Safety discussed in wake of Sioux Falls homicide
SIOUX FALLS (AP) — Residents want to boost safety in their Sioux Falls neighborhood after a woman was killed there.
A Monday night meeting of the Garfield Neighborhood Watch program that was organized just a year ago drew about 50 people — twice the normal turnout.
"We need to stand up and say, 'This is our neighborhood. We're going to keep it safe,'" watch coordinator Jolynn Peterson said.
Authorities are still seeking a suspect in the March 15 death of Kari Ann Kirkegaard, 56. Her family said she was found dead in her bathtub with the water running the next day.
Police believe a person captured by a nearby business security camera took Kirkegaard's vehicle from her home, drove it and later returned it to the area. They have asked for the public's help in identifying the suspect.
Despite the unease, most of Monday night's meeting focused on day-to-day concerns such as problems with speeding on residential streets and strangers loitering at night. A project already planned will put up dozens of new street lights in the neighborhood this spring.
Resident Ruth Malloy said she had hoped police would give an update on the Kirkegaard investigation at Monday's meeting but that "they didn't tell us anything, really."
Berdyne Bosler, who has lived in the area since 1974, said she has always felt safe because of her neighbors.
"They seem to care. The neighborhood is very friendly, and this thing that happened near our house, that was a shock," Bosler said.
Police Officer Chris Schoepf, who attended the meeting, said residents care about the safety of the neighborhood and have been successful for the most part.

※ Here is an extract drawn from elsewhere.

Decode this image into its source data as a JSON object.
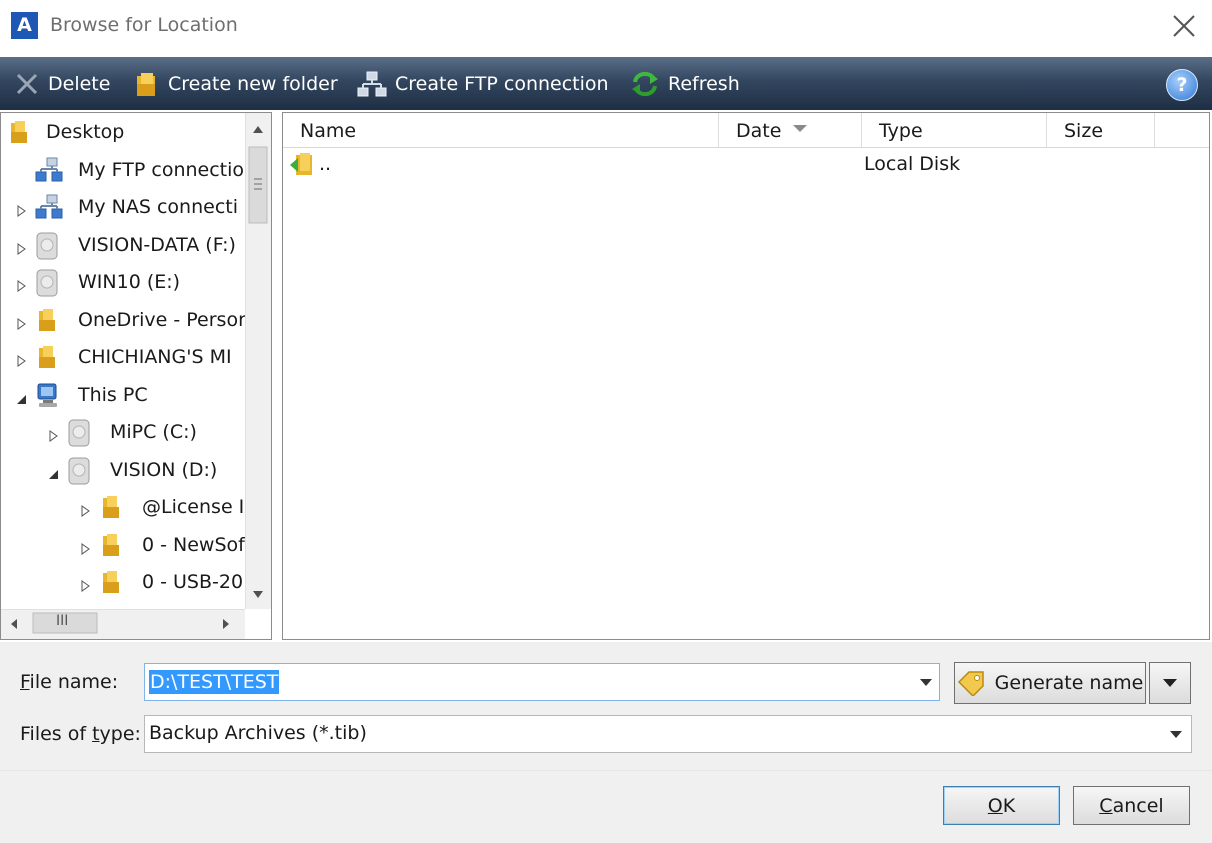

"This neighborhood has been really great on calling stuff in ... to me, it's a low-crime neighborhood," he said.